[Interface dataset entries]
☆ ☆ ☆ ☆
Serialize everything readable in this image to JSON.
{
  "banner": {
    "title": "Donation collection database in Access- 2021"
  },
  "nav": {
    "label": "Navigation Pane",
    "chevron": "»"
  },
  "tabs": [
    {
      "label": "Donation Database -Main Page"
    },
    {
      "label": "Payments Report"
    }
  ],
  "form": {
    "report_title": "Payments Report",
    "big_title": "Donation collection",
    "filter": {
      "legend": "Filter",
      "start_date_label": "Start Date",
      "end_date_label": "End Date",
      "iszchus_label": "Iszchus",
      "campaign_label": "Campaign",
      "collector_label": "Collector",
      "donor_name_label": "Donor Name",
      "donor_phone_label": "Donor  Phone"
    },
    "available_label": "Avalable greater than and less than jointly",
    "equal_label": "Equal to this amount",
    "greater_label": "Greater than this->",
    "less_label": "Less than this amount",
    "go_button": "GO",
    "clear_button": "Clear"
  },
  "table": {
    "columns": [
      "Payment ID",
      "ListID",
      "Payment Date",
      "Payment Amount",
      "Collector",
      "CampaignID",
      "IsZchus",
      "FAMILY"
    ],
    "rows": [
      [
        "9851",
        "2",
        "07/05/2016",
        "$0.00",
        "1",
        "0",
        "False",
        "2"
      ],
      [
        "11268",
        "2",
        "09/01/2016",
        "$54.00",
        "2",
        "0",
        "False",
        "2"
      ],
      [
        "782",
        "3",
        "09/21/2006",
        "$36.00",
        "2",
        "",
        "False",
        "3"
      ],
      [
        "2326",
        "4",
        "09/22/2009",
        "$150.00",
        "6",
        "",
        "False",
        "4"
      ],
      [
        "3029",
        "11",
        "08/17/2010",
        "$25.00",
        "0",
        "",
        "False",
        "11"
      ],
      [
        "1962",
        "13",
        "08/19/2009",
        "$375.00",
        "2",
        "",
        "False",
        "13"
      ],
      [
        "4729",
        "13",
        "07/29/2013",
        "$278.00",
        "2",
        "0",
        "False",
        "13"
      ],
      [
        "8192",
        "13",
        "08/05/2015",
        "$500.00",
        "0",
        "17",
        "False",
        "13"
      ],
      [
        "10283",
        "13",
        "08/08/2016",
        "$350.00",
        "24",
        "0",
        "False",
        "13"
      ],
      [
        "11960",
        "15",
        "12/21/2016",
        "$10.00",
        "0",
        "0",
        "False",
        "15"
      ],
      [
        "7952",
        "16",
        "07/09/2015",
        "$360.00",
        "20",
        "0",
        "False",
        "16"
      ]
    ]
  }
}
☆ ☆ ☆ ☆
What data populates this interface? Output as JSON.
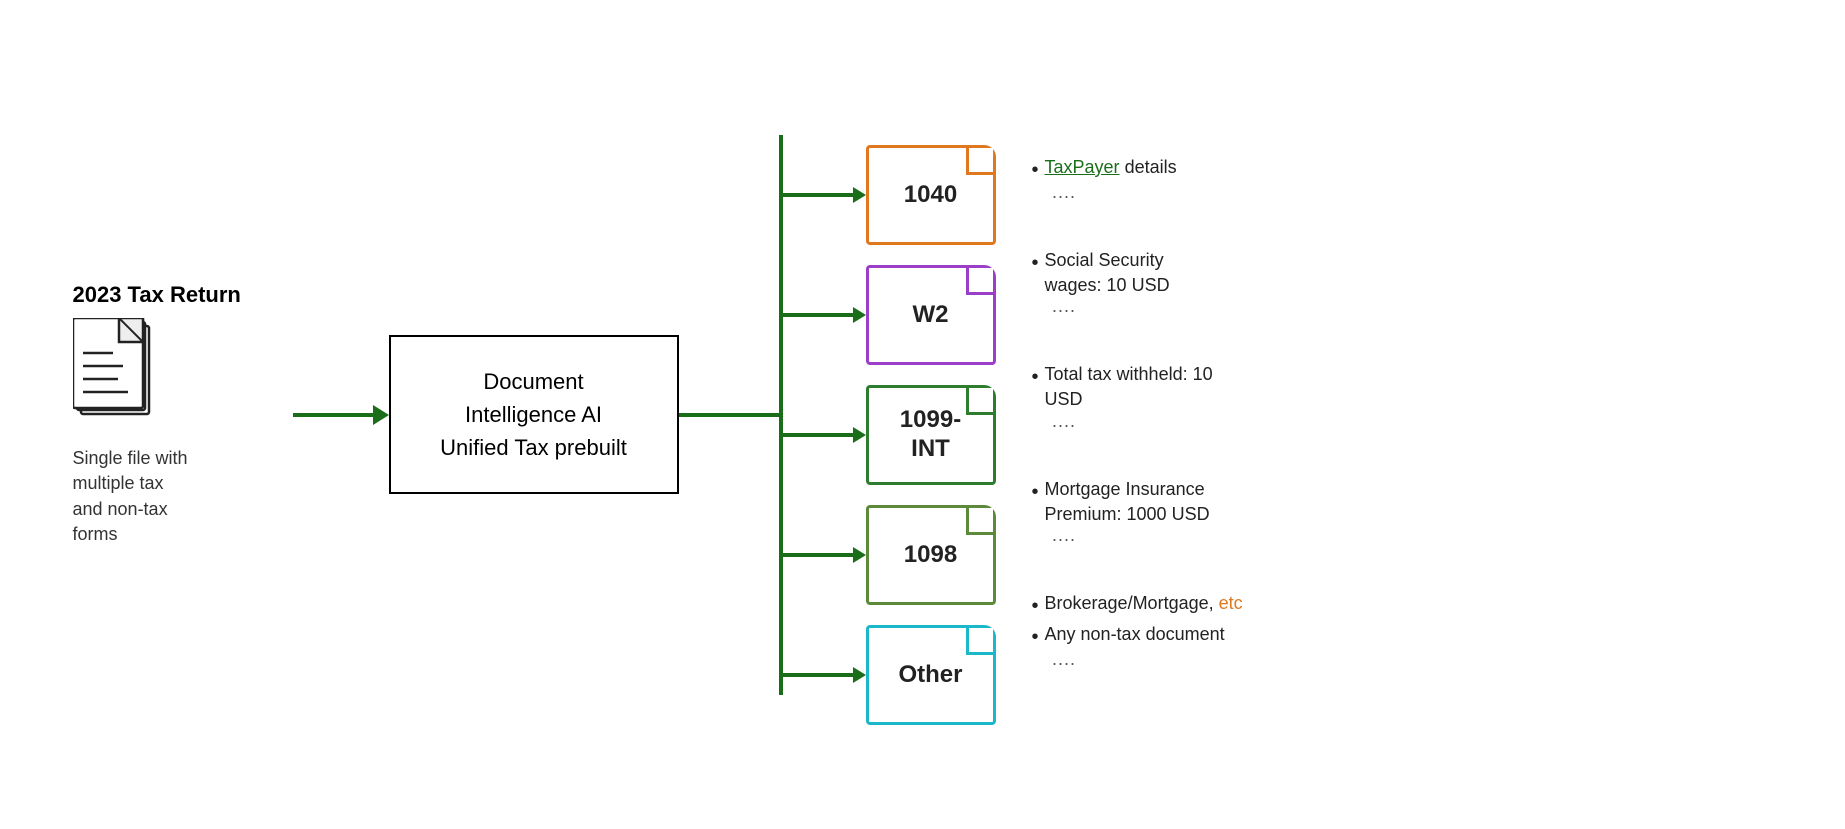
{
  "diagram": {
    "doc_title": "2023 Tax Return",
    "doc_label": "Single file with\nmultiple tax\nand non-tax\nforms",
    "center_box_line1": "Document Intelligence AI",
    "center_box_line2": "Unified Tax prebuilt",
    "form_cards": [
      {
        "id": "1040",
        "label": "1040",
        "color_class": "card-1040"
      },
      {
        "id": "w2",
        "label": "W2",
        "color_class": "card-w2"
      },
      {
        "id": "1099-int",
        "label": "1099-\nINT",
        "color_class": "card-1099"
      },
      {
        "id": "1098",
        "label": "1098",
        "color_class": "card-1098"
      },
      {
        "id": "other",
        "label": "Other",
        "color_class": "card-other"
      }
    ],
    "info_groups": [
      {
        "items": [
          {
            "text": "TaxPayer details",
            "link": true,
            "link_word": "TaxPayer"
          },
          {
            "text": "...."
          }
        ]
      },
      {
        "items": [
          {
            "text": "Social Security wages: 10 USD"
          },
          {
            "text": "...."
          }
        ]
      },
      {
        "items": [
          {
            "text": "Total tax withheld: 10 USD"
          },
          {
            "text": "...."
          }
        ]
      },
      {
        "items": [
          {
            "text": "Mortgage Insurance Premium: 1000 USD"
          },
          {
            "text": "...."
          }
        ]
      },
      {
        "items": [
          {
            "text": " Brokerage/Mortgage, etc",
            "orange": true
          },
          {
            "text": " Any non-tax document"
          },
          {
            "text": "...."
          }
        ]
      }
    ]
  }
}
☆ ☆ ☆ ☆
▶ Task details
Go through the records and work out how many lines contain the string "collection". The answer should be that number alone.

▶ Answer to this task
2